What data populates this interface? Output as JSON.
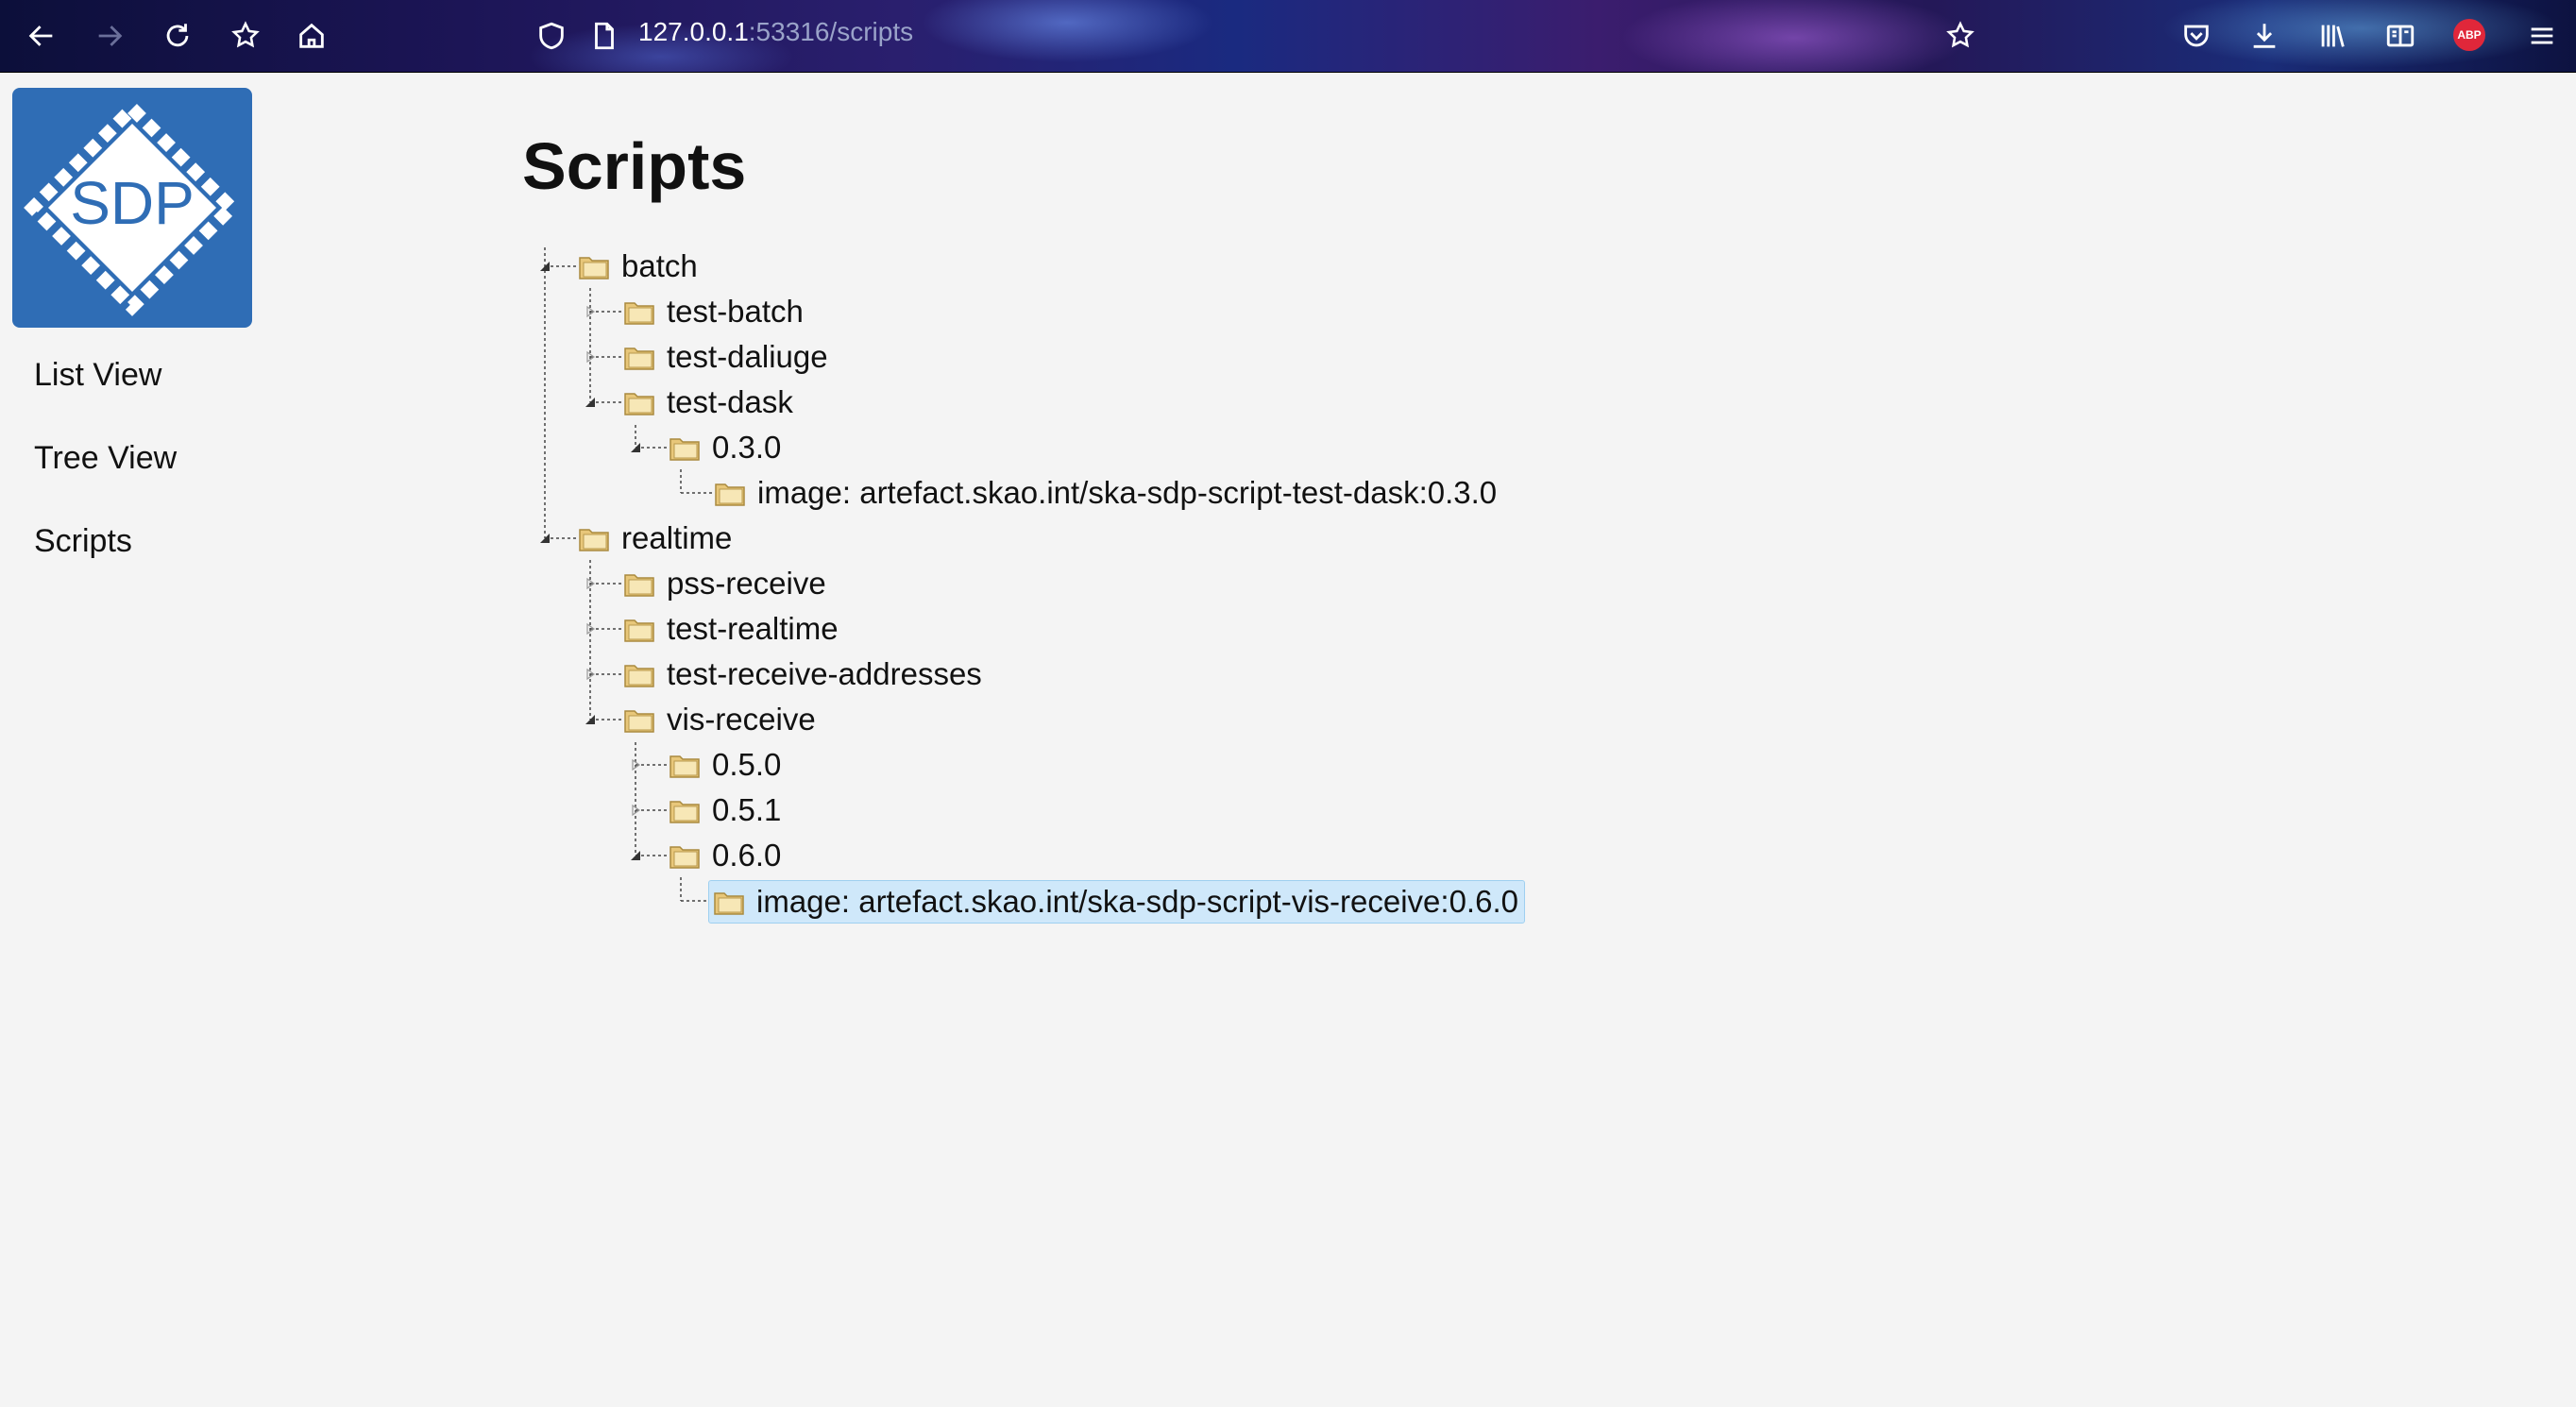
{
  "browser": {
    "url_host": "127.0.0.1",
    "url_rest": ":53316/scripts",
    "adblock_label": "ABP"
  },
  "sidebar": {
    "logo_text": "SDP",
    "items": [
      {
        "label": "List View"
      },
      {
        "label": "Tree View"
      },
      {
        "label": "Scripts"
      }
    ]
  },
  "main": {
    "title": "Scripts",
    "tree": [
      {
        "label": "batch",
        "level": 0,
        "expanded": true
      },
      {
        "label": "test-batch",
        "level": 1,
        "expanded": false
      },
      {
        "label": "test-daliuge",
        "level": 1,
        "expanded": false
      },
      {
        "label": "test-dask",
        "level": 1,
        "expanded": true
      },
      {
        "label": "0.3.0",
        "level": 2,
        "expanded": true
      },
      {
        "label": "image: artefact.skao.int/ska-sdp-script-test-dask:0.3.0",
        "level": 3,
        "leaf": true
      },
      {
        "label": "realtime",
        "level": 0,
        "expanded": true
      },
      {
        "label": "pss-receive",
        "level": 1,
        "expanded": false
      },
      {
        "label": "test-realtime",
        "level": 1,
        "expanded": false
      },
      {
        "label": "test-receive-addresses",
        "level": 1,
        "expanded": false
      },
      {
        "label": "vis-receive",
        "level": 1,
        "expanded": true
      },
      {
        "label": "0.5.0",
        "level": 2,
        "expanded": false
      },
      {
        "label": "0.5.1",
        "level": 2,
        "expanded": false
      },
      {
        "label": "0.6.0",
        "level": 2,
        "expanded": true
      },
      {
        "label": "image: artefact.skao.int/ska-sdp-script-vis-receive:0.6.0",
        "level": 3,
        "leaf": true,
        "selected": true
      }
    ]
  },
  "colors": {
    "logo_bg": "#2f6db5",
    "selection_bg": "#cfe8fa",
    "page_bg": "#f4f4f4"
  }
}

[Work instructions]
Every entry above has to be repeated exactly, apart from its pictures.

[Solved exercise]
What data populates this interface? Output as JSON.
{
  "browser": {
    "url_host": "127.0.0.1",
    "url_rest": ":53316/scripts",
    "adblock_label": "ABP"
  },
  "sidebar": {
    "logo_text": "SDP",
    "items": [
      {
        "label": "List View"
      },
      {
        "label": "Tree View"
      },
      {
        "label": "Scripts"
      }
    ]
  },
  "main": {
    "title": "Scripts",
    "tree": [
      {
        "label": "batch",
        "level": 0,
        "expanded": true
      },
      {
        "label": "test-batch",
        "level": 1,
        "expanded": false
      },
      {
        "label": "test-daliuge",
        "level": 1,
        "expanded": false
      },
      {
        "label": "test-dask",
        "level": 1,
        "expanded": true
      },
      {
        "label": "0.3.0",
        "level": 2,
        "expanded": true
      },
      {
        "label": "image: artefact.skao.int/ska-sdp-script-test-dask:0.3.0",
        "level": 3,
        "leaf": true
      },
      {
        "label": "realtime",
        "level": 0,
        "expanded": true
      },
      {
        "label": "pss-receive",
        "level": 1,
        "expanded": false
      },
      {
        "label": "test-realtime",
        "level": 1,
        "expanded": false
      },
      {
        "label": "test-receive-addresses",
        "level": 1,
        "expanded": false
      },
      {
        "label": "vis-receive",
        "level": 1,
        "expanded": true
      },
      {
        "label": "0.5.0",
        "level": 2,
        "expanded": false
      },
      {
        "label": "0.5.1",
        "level": 2,
        "expanded": false
      },
      {
        "label": "0.6.0",
        "level": 2,
        "expanded": true
      },
      {
        "label": "image: artefact.skao.int/ska-sdp-script-vis-receive:0.6.0",
        "level": 3,
        "leaf": true,
        "selected": true
      }
    ]
  },
  "colors": {
    "logo_bg": "#2f6db5",
    "selection_bg": "#cfe8fa",
    "page_bg": "#f4f4f4"
  }
}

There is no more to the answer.